Beauty is connected to societal norms and the visual preferences ingrained in us from previous generations. If anyone ever wishes to read a great essay about objectivity and subjectivity of beauty, written by capitalist pioneer, Adam Smith, check out : The Impartial Spectator .

Mayan MIdterm

oops!  Didn't realize we were supposed to post these!  Here's mine...sorry it's late!

Exemplar for midterm:  11th grade, "the end of society" digital collage.  What made the Mayan society fall?  What could make American society fall?  Make a digital collage that depicts what you think could destroy the society you live in.  

Saturday, April 4, 2009


I find it a bit unsettling that tastes and emotions can be deconstructed to become technical and almost mechanical sounding. On the other hand I do find Zeki’s work fascinating, but I can see why people have reacted negatively towards it. It will be really interesting to see where his next branch of research takes him, especially if he explores the context in which art is viewed. It would be intriguing to observe how differently one would react if you see a poster on the street versus if you see it in a gallery or a museum. Zeki’s insights are really powerful, and to a certain degree they do make me question taste as whole. I’m sure I’m not the only person in the world that believes some “art” should never be called that. The first time I went to the MOMA when I was twelve or thirteen years old, I remember this one piece that was, quite literally, a framed glossy piece of wall. I remember wondering why anyone would consider this to be art at all. It made me question modern and contemporary art for a very long time. Later on in college I understood a lot of what I had previously doubted, but there are still things that I suppose must just be over my head.

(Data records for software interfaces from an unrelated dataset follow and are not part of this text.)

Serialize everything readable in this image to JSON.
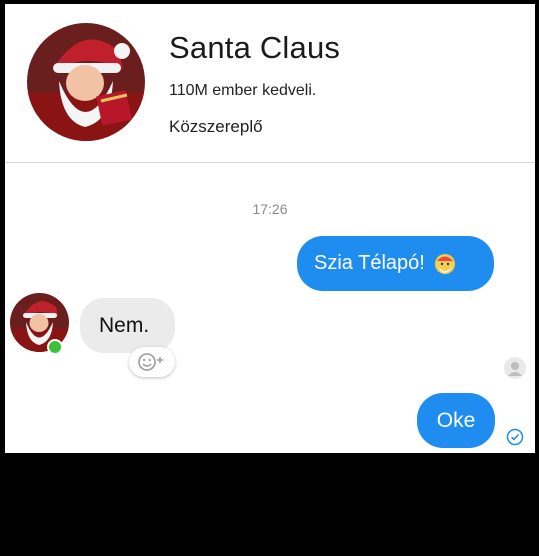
{
  "header": {
    "page_name": "Santa Claus",
    "likes_text": "110M ember kedveli.",
    "category": "Közszereplő",
    "avatar_icon": "santa-avatar-icon"
  },
  "conversation": {
    "timestamp": "17:26",
    "messages": [
      {
        "direction": "outgoing",
        "text": "Szia Télapó!",
        "emoji": "santa-face-emoji"
      },
      {
        "direction": "incoming",
        "text": "Nem."
      },
      {
        "direction": "outgoing",
        "text": "Oke"
      }
    ]
  },
  "colors": {
    "outgoing_bubble": "#1f8df0",
    "incoming_bubble": "#ebebeb",
    "online": "#3cc13b"
  }
}
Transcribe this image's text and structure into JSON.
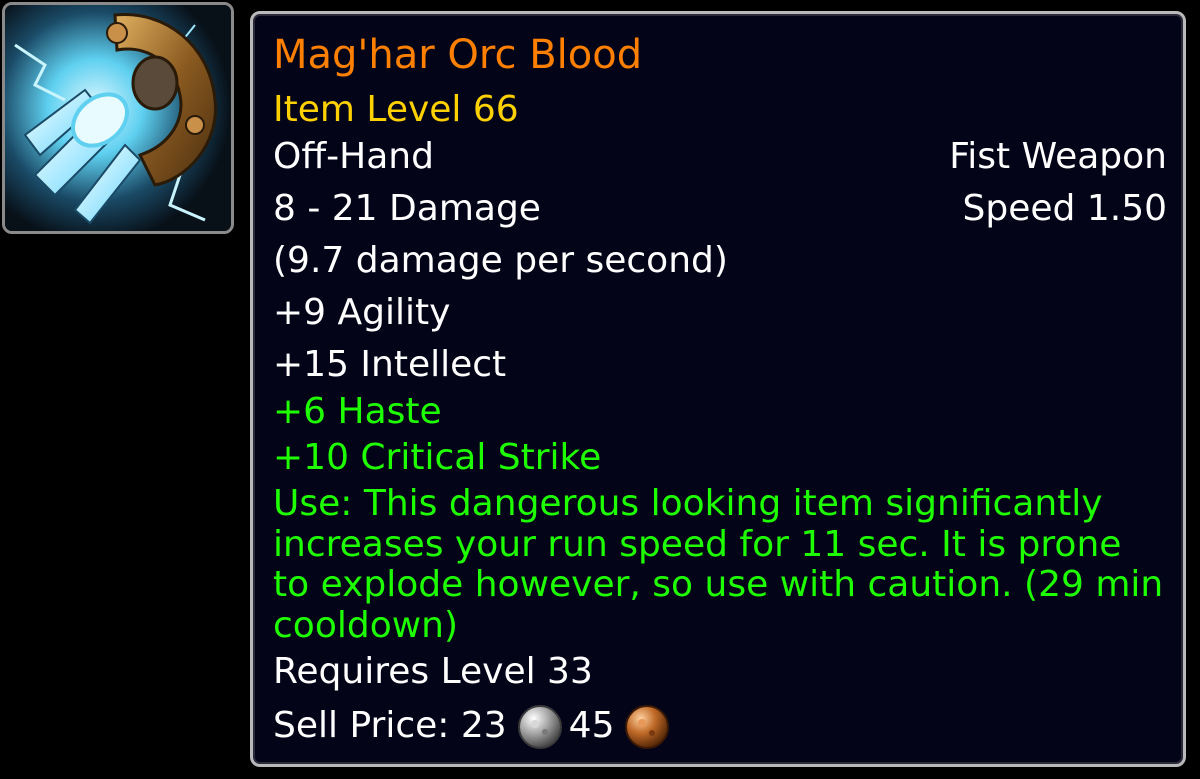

Universal Beauty

This is a very interesting topic that I know very little about. I feel that even with the experiments that Zeki is doing, it will be next to impossible to find or define universal beauty. Although his experiments show that certain areas of the brain respond to different stimuli and when we see something we like, the activity in whatever area increases, this does not necessarily lead to a definition of universal beauty. There are so many social factors that lead to personal preferences that must be taken into consideration. What makes one person love a piece of art and another person detest it? It would be interesting to investigate these factors as well. I wonder if he has done any experiments using works that people don't necessarily find visually stimulating or beautiful, but may find intellectually stimulating. Much of the art produced in the last century is focused more on investigating or representing a concept or idea than being an object of beauty. So I wonder whether his studies will even be relevant for much longer.
I sort of like the idea of basing the value of a piece of work based on the nuerological responses of people's brains. It would certainly shake things up in the art world and might solve the question of "Why did that piece of junk sell for $2million?!". I had to laugh at the idea of art critics and auction houses being in a state of panic.